A Photonicly perfect Christmas tree

If this makes anything clearer then there might be something wrong with you

This week is our last week of work before breaking for the Christmas/New year holiday. As it’s the last week, the office has taken on a decidedly festive air (someone had a christmas card on their desk) and I was thinking how we could make our work more seasonally appropriate. So after some group brain storming we decided that we can help everyone out this Christmas by calculating the best possible arrangement of christmas tree lights I have written up the math in this post as a python script for anyone wanting to double check it. Through extensive research, I Continue reading

Gas sensing review article

Janes paper wordle

The review article I (Jane) put together with Ralph Tatam on optical gas sensing has just been published online by the journal Measurement Science and Technology. You may remember this review from my previous blog post on the problems with journal copyright. Optical gas detection is a wide reaching field that impacts on industry, environmental study and safety.  Given this importance the field moves rapidly with a large number of groups working with a diverse range of techniques. Our paper seeks to highlight the changes in this field over the last 10 years and provide a detailed analysis of their Continue reading

History lesson: The birth of fibre optics

No fictional lab partners were harmed in the making of this cartoon

The actual start/discovery of fibre optics is like most things in history, a little hazy. It is better to first look at the first use/discovery of total internal reflectance, the property on which fibre optics were first based the history of which is also a little hazy. You just can’t win with poorly documented historical facts. Total internal reflection is where the angle of the light reflected within a medium is such that all of the light is reflected back into the medium. Only light of a particular angle will be reflected back, any other light will be refracted out Continue reading

Lab books exposed

Matthew
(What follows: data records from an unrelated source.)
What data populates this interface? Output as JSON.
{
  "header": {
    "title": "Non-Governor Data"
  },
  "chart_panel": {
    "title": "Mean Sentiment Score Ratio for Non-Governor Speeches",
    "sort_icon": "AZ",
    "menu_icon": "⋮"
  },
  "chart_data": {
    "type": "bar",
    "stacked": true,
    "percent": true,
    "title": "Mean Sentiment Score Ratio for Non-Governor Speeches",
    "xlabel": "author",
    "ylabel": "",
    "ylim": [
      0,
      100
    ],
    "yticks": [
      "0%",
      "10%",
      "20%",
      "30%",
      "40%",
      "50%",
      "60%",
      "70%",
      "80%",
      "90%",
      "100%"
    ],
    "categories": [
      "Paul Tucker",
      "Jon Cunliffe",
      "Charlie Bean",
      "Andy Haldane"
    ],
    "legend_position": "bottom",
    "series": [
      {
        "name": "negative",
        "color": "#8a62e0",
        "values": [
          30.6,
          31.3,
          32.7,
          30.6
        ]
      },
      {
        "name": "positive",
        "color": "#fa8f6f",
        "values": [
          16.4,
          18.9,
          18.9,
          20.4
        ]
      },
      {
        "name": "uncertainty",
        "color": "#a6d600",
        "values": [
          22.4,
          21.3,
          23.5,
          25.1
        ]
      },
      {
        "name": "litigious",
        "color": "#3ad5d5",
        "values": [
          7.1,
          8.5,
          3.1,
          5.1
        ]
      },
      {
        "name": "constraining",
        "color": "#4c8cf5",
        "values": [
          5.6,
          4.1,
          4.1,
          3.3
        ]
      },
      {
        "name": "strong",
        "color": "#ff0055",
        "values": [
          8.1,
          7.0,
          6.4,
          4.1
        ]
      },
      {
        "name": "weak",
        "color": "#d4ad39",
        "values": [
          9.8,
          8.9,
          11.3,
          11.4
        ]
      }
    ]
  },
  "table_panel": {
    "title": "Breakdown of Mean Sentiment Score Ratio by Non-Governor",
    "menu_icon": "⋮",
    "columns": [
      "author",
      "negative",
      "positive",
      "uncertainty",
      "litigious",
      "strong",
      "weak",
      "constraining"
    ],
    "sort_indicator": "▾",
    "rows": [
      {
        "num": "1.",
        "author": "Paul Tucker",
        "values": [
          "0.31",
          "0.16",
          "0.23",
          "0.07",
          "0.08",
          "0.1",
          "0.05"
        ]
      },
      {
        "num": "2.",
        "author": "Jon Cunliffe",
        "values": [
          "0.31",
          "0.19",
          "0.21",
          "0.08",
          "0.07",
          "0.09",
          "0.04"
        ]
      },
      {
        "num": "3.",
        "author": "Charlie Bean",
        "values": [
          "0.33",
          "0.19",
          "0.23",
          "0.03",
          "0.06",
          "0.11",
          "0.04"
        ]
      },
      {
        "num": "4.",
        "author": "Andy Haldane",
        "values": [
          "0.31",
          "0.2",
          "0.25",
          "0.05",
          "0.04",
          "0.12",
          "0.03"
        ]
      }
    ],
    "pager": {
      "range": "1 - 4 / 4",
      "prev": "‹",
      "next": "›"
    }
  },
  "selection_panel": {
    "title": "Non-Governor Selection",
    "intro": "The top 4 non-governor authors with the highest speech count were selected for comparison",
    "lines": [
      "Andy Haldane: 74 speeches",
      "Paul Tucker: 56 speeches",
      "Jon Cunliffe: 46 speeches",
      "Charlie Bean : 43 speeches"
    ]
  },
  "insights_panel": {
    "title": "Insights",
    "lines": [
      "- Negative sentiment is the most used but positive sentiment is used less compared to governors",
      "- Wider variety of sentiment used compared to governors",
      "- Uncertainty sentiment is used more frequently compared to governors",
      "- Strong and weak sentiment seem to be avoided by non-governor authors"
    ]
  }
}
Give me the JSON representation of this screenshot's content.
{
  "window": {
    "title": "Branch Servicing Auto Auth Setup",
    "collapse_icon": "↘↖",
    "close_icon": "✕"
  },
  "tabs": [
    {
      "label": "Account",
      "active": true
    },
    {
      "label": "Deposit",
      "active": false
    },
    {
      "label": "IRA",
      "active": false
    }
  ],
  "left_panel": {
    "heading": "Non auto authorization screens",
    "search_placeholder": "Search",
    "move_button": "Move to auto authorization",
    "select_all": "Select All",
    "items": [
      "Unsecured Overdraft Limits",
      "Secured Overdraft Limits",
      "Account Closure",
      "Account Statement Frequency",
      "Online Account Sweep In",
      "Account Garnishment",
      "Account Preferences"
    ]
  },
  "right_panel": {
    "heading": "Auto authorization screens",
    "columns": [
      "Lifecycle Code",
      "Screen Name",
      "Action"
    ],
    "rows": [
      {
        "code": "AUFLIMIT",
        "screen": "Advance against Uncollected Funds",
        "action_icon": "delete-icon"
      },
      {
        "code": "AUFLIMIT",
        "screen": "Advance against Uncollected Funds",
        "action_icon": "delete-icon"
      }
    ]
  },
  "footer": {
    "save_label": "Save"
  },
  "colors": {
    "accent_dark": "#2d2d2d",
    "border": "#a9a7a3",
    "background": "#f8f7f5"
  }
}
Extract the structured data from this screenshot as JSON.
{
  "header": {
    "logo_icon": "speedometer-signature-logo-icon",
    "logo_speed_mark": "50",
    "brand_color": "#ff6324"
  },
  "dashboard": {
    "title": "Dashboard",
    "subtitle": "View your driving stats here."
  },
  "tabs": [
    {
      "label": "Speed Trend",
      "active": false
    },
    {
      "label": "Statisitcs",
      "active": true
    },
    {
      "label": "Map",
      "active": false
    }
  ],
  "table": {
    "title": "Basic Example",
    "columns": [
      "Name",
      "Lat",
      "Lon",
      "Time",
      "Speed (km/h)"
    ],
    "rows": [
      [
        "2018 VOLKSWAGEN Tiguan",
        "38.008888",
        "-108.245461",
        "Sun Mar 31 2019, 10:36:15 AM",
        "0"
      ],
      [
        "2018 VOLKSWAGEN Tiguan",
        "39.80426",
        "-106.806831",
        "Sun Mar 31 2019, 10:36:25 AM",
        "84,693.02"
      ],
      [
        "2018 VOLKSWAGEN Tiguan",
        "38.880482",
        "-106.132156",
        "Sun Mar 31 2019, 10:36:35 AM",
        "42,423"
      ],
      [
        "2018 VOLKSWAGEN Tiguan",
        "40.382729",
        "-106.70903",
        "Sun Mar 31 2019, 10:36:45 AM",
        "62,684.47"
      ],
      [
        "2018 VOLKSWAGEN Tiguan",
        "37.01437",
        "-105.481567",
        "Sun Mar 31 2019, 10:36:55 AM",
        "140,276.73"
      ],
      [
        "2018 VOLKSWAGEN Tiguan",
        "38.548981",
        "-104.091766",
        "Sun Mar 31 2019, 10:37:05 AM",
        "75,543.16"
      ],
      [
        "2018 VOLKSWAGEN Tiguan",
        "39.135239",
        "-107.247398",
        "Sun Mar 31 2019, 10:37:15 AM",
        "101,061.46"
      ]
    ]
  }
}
In academia and industry there is still a reluctance amongst many scientist to share the details of their work with the wider community. Science has a long history of publishing results in  peer-reviewed academic journals. However, a growing number of researchers think that there is scope for wider openness and access to more detail of their published work. I will leave the reasons why I support this open-access model to another time as it is really part of a bigger discussion about improving the dissemination of science to related fields and to the public. Shifting from the old model to one based around Continue reading